In a San Francisco Chronicle report, Denton Cinquegrana, the West Coast spots editor at Oil Price Information Service, called the surging fuel prices “a foregone conclusion,” and said how high the prices will go depends on how long it takes Chevron to repair the damage to the Richmond, Calif. facility — the third largest in the state — or for other refineries to increase oil production.
California’s environmental rules require a special blend of gasoline, says NPR, which means it can’t simply import gas from other states.
The 2,900-acre Richmond refinery produces 16 percent of the region’s daily gasoline supply, according to the Associated Press, which reports that the fire destroyed a unit that makes a cleaner-burning gasoline that meets air-quality laws in California, Oregon and Washington.
Friday’s $4 a gallon average gas price in California was 18 cents higher than a week earlier, when a gallon of regular gas cost $3.82, according to GasBuddy.com.
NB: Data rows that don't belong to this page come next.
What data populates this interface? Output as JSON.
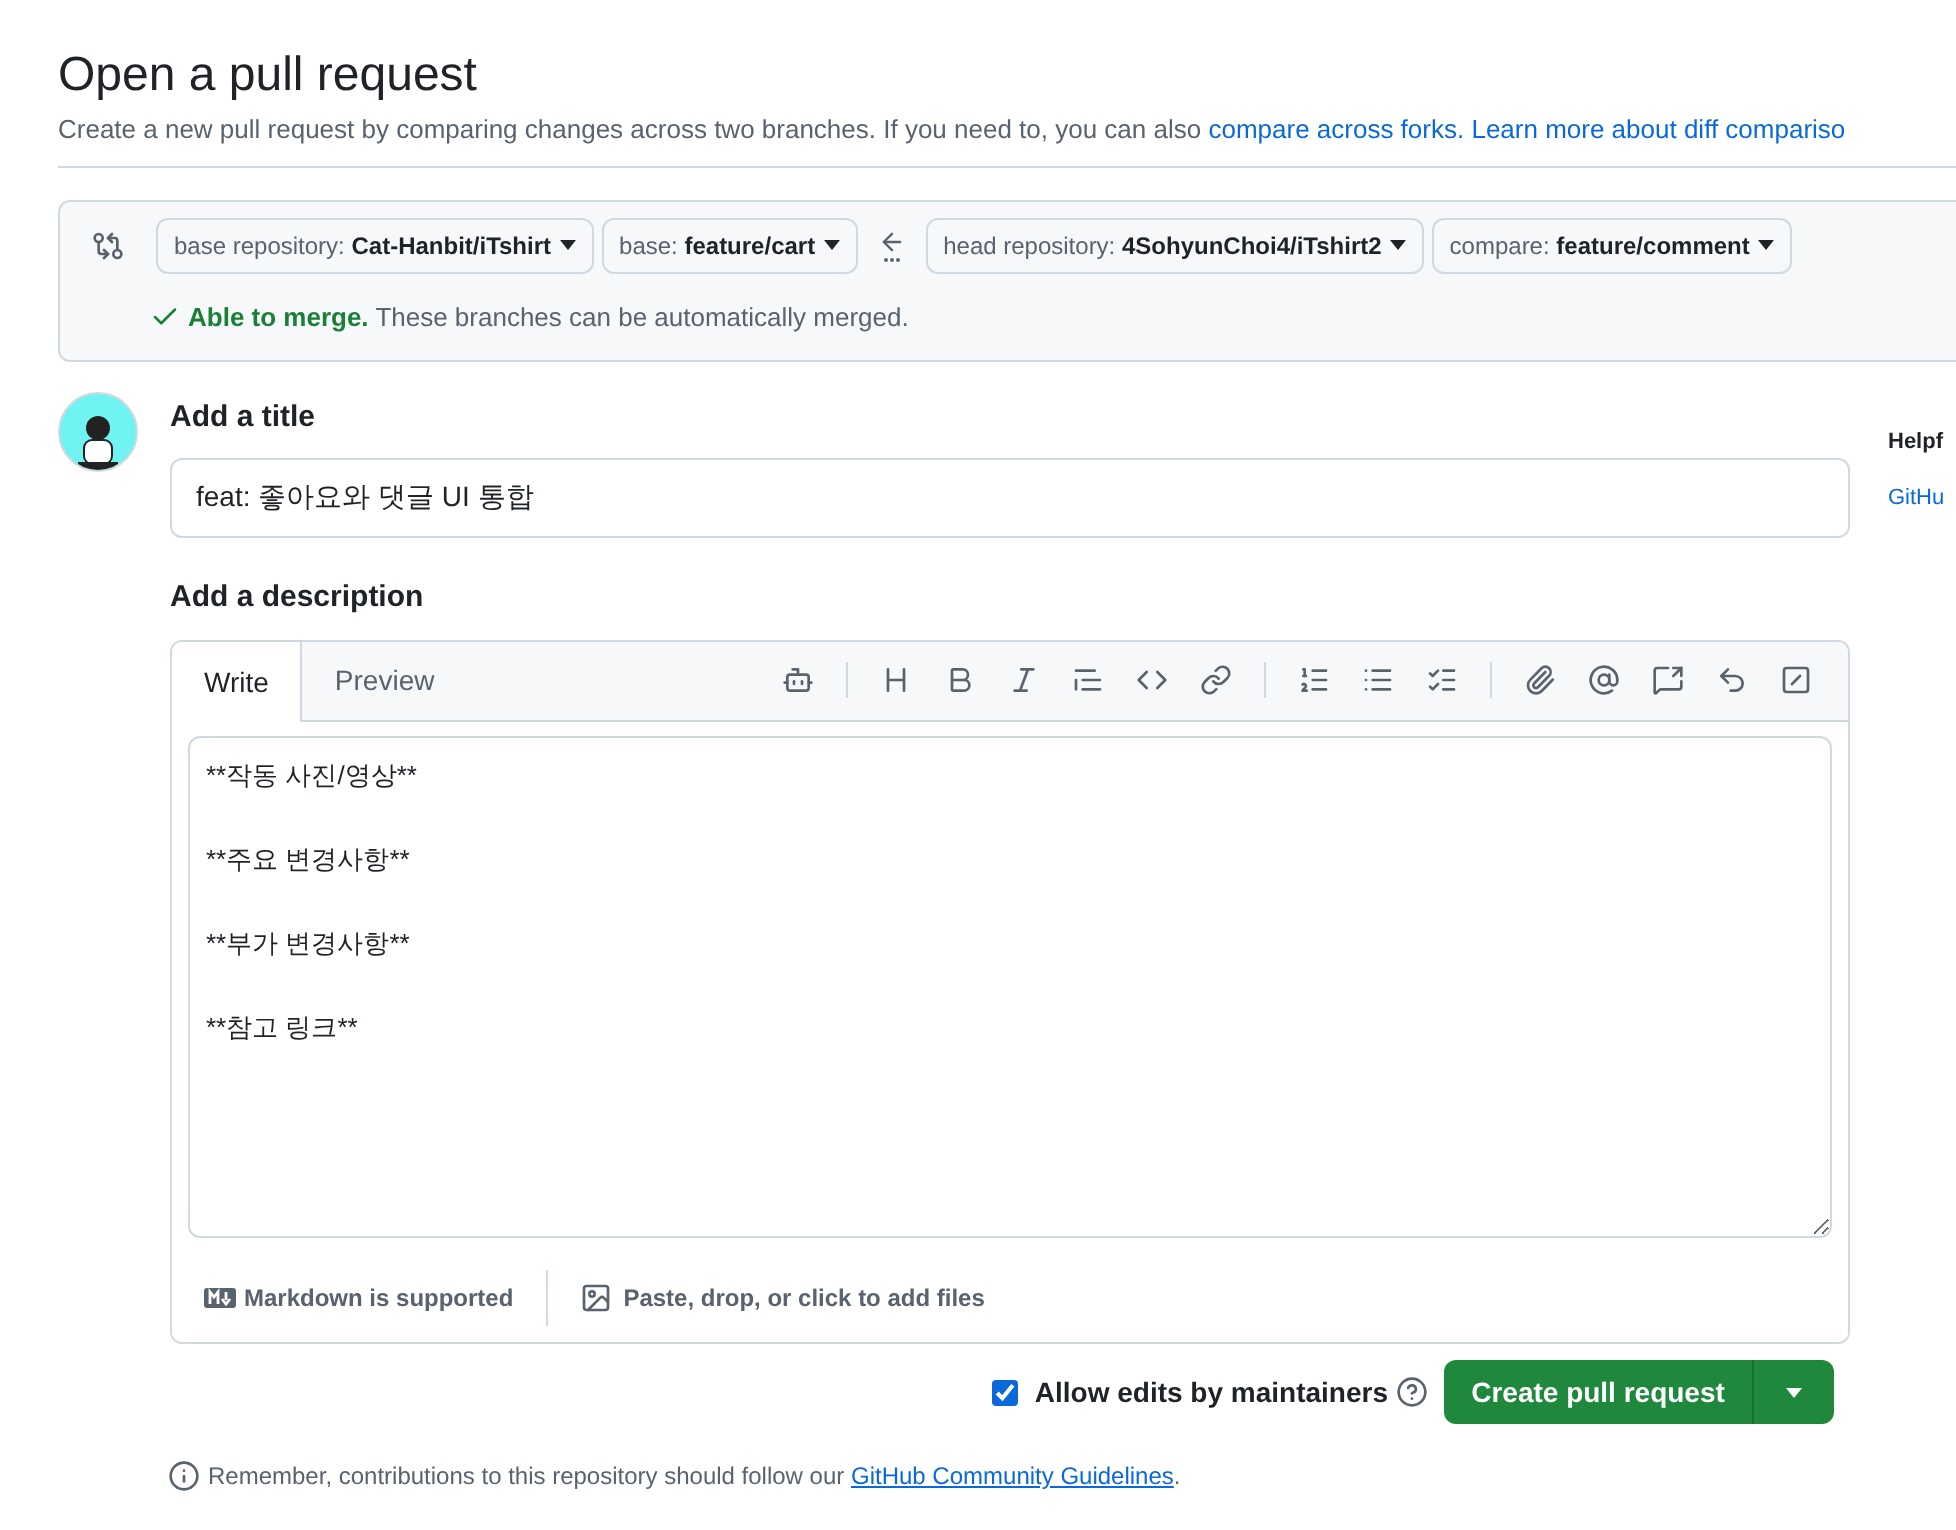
{
  "header": {
    "title": "Open a pull request",
    "subtitle": "Create a new pull request by comparing changes across two branches. If you need to, you can also ",
    "links": [
      "compare across forks.",
      "Learn more about diff compariso"
    ]
  },
  "compare": {
    "selectors": [
      {
        "label": "base repository:",
        "value": "Cat-Hanbit/iTshirt"
      },
      {
        "label": "base:",
        "value": "feature/cart"
      },
      {
        "label": "head repository:",
        "value": "4SohyunChoi4/iTshirt2"
      },
      {
        "label": "compare:",
        "value": "feature/comment"
      }
    ],
    "merge_status": {
      "title": "Able to merge.",
      "text": "These branches can be automatically merged."
    }
  },
  "form": {
    "title_label": "Add a title",
    "title_value": "feat: 좋아요와 댓글 UI 통합",
    "description_label": "Add a description",
    "tabs": [
      {
        "label": "Write",
        "selected": true
      },
      {
        "label": "Preview",
        "selected": false
      }
    ],
    "body": "**작동 사진/영상**\n\n**주요 변경사항**\n\n**부가 변경사항**\n\n**참고 링크**",
    "footer": [
      "Markdown is supported",
      "Paste, drop, or click to add files"
    ],
    "allow_edits": {
      "label": "Allow edits by maintainers",
      "checked": true
    },
    "submit": "Create pull request",
    "note": {
      "text": "Remember, contributions to this repository should follow our ",
      "link": "GitHub Community Guidelines",
      "end": "."
    }
  },
  "sidebar": {
    "heading": "Helpf",
    "link": "GitHu"
  }
}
The website showed prices rising across the US as well, with the average price of regular gasoline jumping from $3.59 a gallon Aug.3 to $3.66 a gallon on Aug.10.
A Chevron spokesman told AP that several factors including rising crude and ethanol costs — not just the refinery fire — were pushing gas prices higher.
Chevron has yet to report on the severity of the damage, says the Los Angeles Times. The company must file a structural engineering report with the state’s Division of Occupational Safety and Health before it is allowed to inspect the tower where the fire began.
The newspaper also reports that Chevron hasn’t said how much fuel the undamaged parts of the refinery are producing. The plant can produce 243,000 barrels a day at its peak.
Chevon says a formal investigation to determine the fire’s cause is under way.